John enlisted into the Army in September 1914, shortly after the outbreak of the World War One, and was posted to 11th Battalion The Royal Fusiliers (City of London Regiment). He arrived on the Western Front on 26 July 1915. In the summer of 1916, he fought and was wounded on the Somme. He was awarded the Distinguished Conduct Medal for his actions there. The medal citation, which was published in the London Gazette of 25 November 1916, stated that it was awarded ‘For conspicuous gallantry in action. He led a bombing party with great courage and determination, capturing an enemy machine gun and killing the team.’

In the spring of 1917, the 11th Battalion The Royal Fusiliers fought in the Battle of Arras before moving to Flanders. On 31 July 1917, the first day of the Third Battle of Ypres, the Battalion went into action again.

On 10 August 1917, they took part in an attack on the Westhoek ridge with the aim of taking Inverness Copse, Glencorse Wood and the southern end of the ridge. The two attacking companies followed a barrage at 04:35 hours after which they and the support company reached the Jargon Support Line north of Fitzclarence Farm.

Having come under machine gun fire, the advance halted and their position remained the same until around 06:00 hours, by which stage most of the Officers and Non-Commissioned Officers, including Serjeant Bott, aged 21, had become casualties. The enemy counterattacked from Inverness Copse and the Battalion was pushed back to a strong point on the crest of the Westhoek Ridge. The position was consolidated and held until they were relieved.

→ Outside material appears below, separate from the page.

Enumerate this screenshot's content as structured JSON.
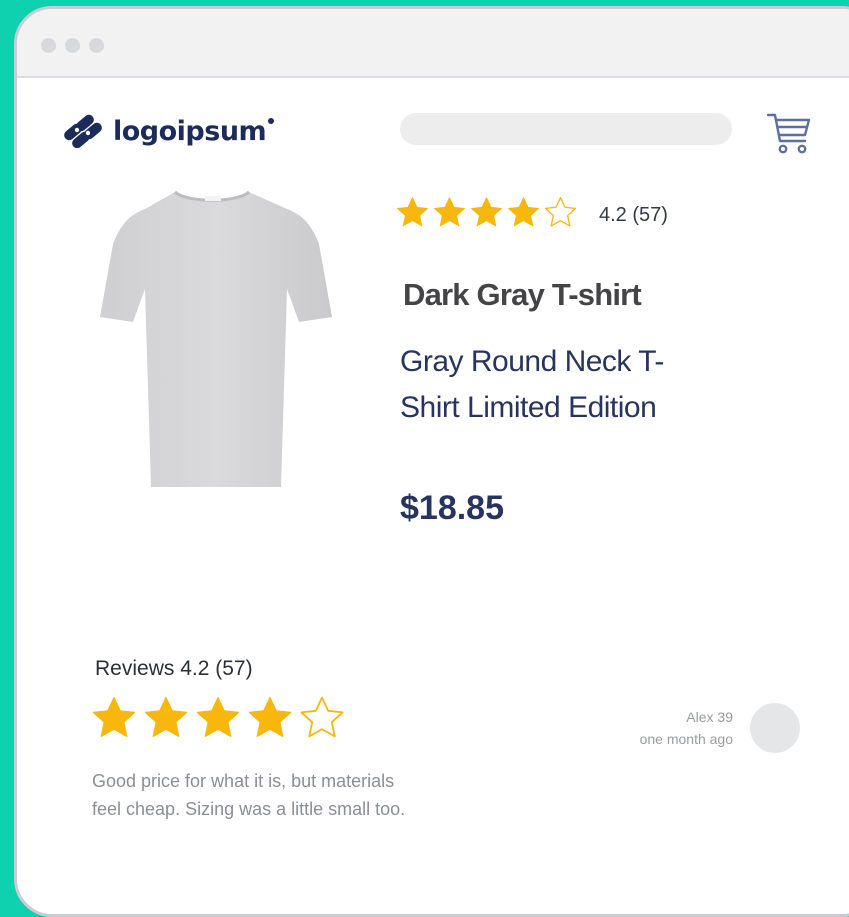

After the war Serjeant Bott’s body was recovered and he was buried as an unknown soldier of The Royal Fusiliers in Hooge Crater Cemetery. It was noted that the Serjeant had received the Distinguished Conduct Medal (DCM). As he was missing, Serjeant Bott was commemorated on the CWGC’s Ypres (Menin Gate) Memorial to the Missing. His grave has now been identified after research was submitted to CWGC by two separate researchers. After further research by CWGC, the National Army Museum and JCCC, the findings were confirmed.

JCCC Caseworker, Rosie Barron, said:
“Sjt Bott lost his life in one of the most notoriously horrific battles in history, the Third Battle of Ypres. It has been an honour to have played a part in identifying the location of his final resting place and to have been present today as we remember this brave soldier’s sacrifice and service.”

The services were conducted by the Reverend Thomas Sander CF, Chaplain to The Household Cavalry and were attended by representatives from The London Guards and The Royal Regiment of Fusiliers.

The Reverend Sander said:
“Today we have rededicated the graves of Pte Culling, Pte Green, and Sjt Bott in sure and certain hope that they have found rest among all those who we love but see no longer. We continue to cherish the memory of all those who were lost in the cause of war and pray for peace among all nations and families.”

Area Director for Central and Southern Europe at the CWGC, Geert Bekaert, said:
“For decades, the names of these three brave men have been etched on to our Ypres Menin Gate Memorial to the missing in Ieper. Finally, we will now be able to remove those from the plates, which is a very special and poignant moment, and mark their graves with new headstones at Hooge Crater Cemetery and Buttes New British Cemetery respectively.”

Tags Rededication Service Belgium